TO DO
Copy out all the entries exactly.

[App and web page records]
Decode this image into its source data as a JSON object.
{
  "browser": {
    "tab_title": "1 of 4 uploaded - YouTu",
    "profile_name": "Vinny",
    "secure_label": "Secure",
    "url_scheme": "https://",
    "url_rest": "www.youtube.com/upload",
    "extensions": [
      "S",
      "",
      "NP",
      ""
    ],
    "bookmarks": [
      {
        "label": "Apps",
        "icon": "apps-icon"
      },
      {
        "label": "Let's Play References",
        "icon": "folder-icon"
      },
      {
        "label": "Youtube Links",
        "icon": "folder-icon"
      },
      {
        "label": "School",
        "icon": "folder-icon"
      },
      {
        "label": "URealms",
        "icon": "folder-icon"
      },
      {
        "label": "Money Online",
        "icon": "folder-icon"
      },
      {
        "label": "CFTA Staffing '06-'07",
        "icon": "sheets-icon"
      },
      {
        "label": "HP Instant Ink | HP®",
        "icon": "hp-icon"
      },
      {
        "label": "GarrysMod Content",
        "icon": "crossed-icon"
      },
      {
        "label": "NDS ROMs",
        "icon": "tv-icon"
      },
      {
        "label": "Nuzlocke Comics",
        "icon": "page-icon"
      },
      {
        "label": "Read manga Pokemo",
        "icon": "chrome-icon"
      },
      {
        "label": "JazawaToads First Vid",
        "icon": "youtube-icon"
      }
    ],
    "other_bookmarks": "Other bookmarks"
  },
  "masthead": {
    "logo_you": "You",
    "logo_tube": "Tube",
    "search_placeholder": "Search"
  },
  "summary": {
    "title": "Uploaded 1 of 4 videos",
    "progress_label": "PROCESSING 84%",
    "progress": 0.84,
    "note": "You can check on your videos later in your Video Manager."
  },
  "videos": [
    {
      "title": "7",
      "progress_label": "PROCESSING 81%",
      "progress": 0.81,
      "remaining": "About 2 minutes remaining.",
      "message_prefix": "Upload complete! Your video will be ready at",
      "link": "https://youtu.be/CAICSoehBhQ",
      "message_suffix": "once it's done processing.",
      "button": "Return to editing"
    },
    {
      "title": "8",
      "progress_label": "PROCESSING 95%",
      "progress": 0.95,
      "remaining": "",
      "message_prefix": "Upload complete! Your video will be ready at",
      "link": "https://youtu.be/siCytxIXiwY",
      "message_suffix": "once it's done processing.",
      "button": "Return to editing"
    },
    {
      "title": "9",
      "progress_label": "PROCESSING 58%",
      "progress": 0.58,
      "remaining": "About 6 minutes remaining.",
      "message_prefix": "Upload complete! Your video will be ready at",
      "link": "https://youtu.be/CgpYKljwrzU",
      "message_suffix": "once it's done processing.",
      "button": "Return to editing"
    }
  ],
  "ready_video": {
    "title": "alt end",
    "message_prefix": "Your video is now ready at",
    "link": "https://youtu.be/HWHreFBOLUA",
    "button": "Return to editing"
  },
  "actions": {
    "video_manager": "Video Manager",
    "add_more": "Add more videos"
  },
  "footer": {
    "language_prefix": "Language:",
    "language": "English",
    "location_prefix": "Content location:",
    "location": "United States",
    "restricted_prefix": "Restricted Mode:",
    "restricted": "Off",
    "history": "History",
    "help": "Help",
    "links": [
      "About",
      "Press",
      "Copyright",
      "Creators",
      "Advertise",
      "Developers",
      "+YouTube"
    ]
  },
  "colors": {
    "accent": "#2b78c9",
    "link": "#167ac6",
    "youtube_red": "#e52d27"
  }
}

TASK RESULT
Decode this image into its source data as a JSON object.
{
  "browser": {
    "tab_title": "1 of 4 uploaded - YouTu",
    "profile_name": "Vinny",
    "secure_label": "Secure",
    "url_scheme": "https://",
    "url_rest": "www.youtube.com/upload",
    "extensions": [
      "S",
      "",
      "NP",
      ""
    ],
    "bookmarks": [
      {
        "label": "Apps",
        "icon": "apps-icon"
      },
      {
        "label": "Let's Play References",
        "icon": "folder-icon"
      },
      {
        "label": "Youtube Links",
        "icon": "folder-icon"
      },
      {
        "label": "School",
        "icon": "folder-icon"
      },
      {
        "label": "URealms",
        "icon": "folder-icon"
      },
      {
        "label": "Money Online",
        "icon": "folder-icon"
      },
      {
        "label": "CFTA Staffing '06-'07",
        "icon": "sheets-icon"
      },
      {
        "label": "HP Instant Ink | HP®",
        "icon": "hp-icon"
      },
      {
        "label": "GarrysMod Content",
        "icon": "crossed-icon"
      },
      {
        "label": "NDS ROMs",
        "icon": "tv-icon"
      },
      {
        "label": "Nuzlocke Comics",
        "icon": "page-icon"
      },
      {
        "label": "Read manga Pokemo",
        "icon": "chrome-icon"
      },
      {
        "label": "JazawaToads First Vid",
        "icon": "youtube-icon"
      }
    ],
    "other_bookmarks": "Other bookmarks"
  },
  "masthead": {
    "logo_you": "You",
    "logo_tube": "Tube",
    "search_placeholder": "Search"
  },
  "summary": {
    "title": "Uploaded 1 of 4 videos",
    "progress_label": "PROCESSING 84%",
    "progress": 0.84,
    "note": "You can check on your videos later in your Video Manager."
  },
  "videos": [
    {
      "title": "7",
      "progress_label": "PROCESSING 81%",
      "progress": 0.81,
      "remaining": "About 2 minutes remaining.",
      "message_prefix": "Upload complete! Your video will be ready at",
      "link": "https://youtu.be/CAICSoehBhQ",
      "message_suffix": "once it's done processing.",
      "button": "Return to editing"
    },
    {
      "title": "8",
      "progress_label": "PROCESSING 95%",
      "progress": 0.95,
      "remaining": "",
      "message_prefix": "Upload complete! Your video will be ready at",
      "link": "https://youtu.be/siCytxIXiwY",
      "message_suffix": "once it's done processing.",
      "button": "Return to editing"
    },
    {
      "title": "9",
      "progress_label": "PROCESSING 58%",
      "progress": 0.58,
      "remaining": "About 6 minutes remaining.",
      "message_prefix": "Upload complete! Your video will be ready at",
      "link": "https://youtu.be/CgpYKljwrzU",
      "message_suffix": "once it's done processing.",
      "button": "Return to editing"
    }
  ],
  "ready_video": {
    "title": "alt end",
    "message_prefix": "Your video is now ready at",
    "link": "https://youtu.be/HWHreFBOLUA",
    "button": "Return to editing"
  },
  "actions": {
    "video_manager": "Video Manager",
    "add_more": "Add more videos"
  },
  "footer": {
    "language_prefix": "Language:",
    "language": "English",
    "location_prefix": "Content location:",
    "location": "United States",
    "restricted_prefix": "Restricted Mode:",
    "restricted": "Off",
    "history": "History",
    "help": "Help",
    "links": [
      "About",
      "Press",
      "Copyright",
      "Creators",
      "Advertise",
      "Developers",
      "+YouTube"
    ]
  },
  "colors": {
    "accent": "#2b78c9",
    "link": "#167ac6",
    "youtube_red": "#e52d27"
  }
}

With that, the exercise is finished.